The pilot reported that after departure from Camarillo, "I used the up drafts . . . to climb 600 - 700 feet a minute . . . the rest of the climb and the flight were uneventful, I adjusted the mixture control for best rpm per the operating handbook." The pilot reported that later in the trip, "I evaluated my flight and determined everything was going exactly as planned." As the aircraft flew over the Needles, California, airport, the pilot noticed that the fuel gage on the left fuel tank "had the needle on the empty mark and the gage on the right read over 1/4 full." At that point, the pilot reviewed the flight plan "and determined that I should have my planned reserve left, and the fuel island was closed at Needles airport so I continued to the Havasu airport."
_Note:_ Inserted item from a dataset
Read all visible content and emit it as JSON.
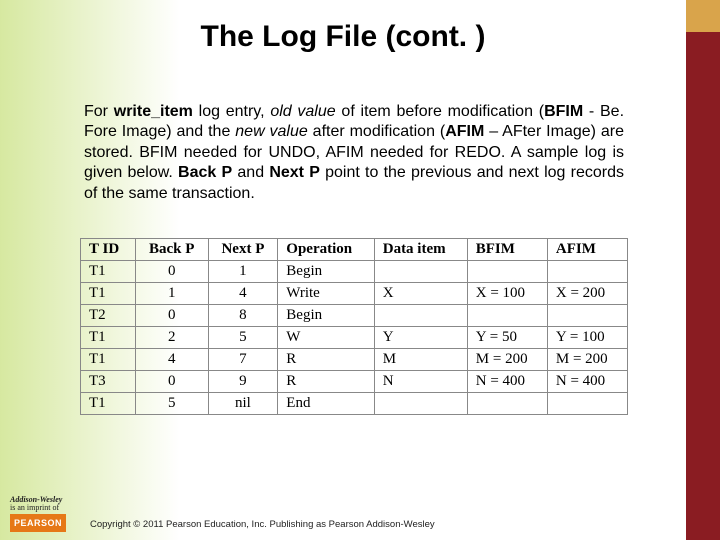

As the aircraft neared the Lake Havasu airport, the pilot began a power on en route cruise descent at 200 feet per minute. Shortly thereafter, the engine rpm "dropped slightly for 4-5 seconds and then stopped. The engine was rotating but was not pulling. I went to best glide speed of 70 mph and pulled the [carburetor] heat out. I then performed the emergency checklist." The pilot said he was unable to restart the engine and set up for a night forced landing in the desert. He stated that he could not see terrain features until the aircraft was very near the surface. In the aircraft landing light illumination area, he observed that the aircraft was heading for a hill and used the aircraft speed energy to balloon over the hill. Another hill was behind the first one and the aircraft hit the hillside in a nose high landing attitude and the nose gear broke off. As the pilot was securing the aircraft he observed fire in the engine compartment and left the aircraft. The postcrash fire consumed the aircraft.
The pilot reported that he just purchased the aircraft, which had been largely inactive for 2 years while sitting on an airport ramp near the ocean. Six months and 34 flight hours had elapsed since the last annual inspection. Additionally, the pilot reported that for years, he has owned a Cessna 172 with a Lycoming engine, which traditionally has not required the use of carburetor heat.
The engine was examined after recovery by an Federal Aviation Administration (FAA) airworthiness inspector from the Scottsdale, Arizona, Flight Standards District Office with technical assistance provided by a representative from Teledyne Continental Motors. No preimpact discrepancies were identified during the examination. Reports from both individuals are attached.
According to a National Weather Service observation taken at approximately the same time as the accident occurred, the sky was clear, the temperature was 67degrees Fahrenheit, and the dew point 41 degrees Fahrenheit. Review of a carburetor icing probability chart revealed that the temperature/dew point was in a range of the graph annotated "moderate icing cruise power --- serious icing glide power."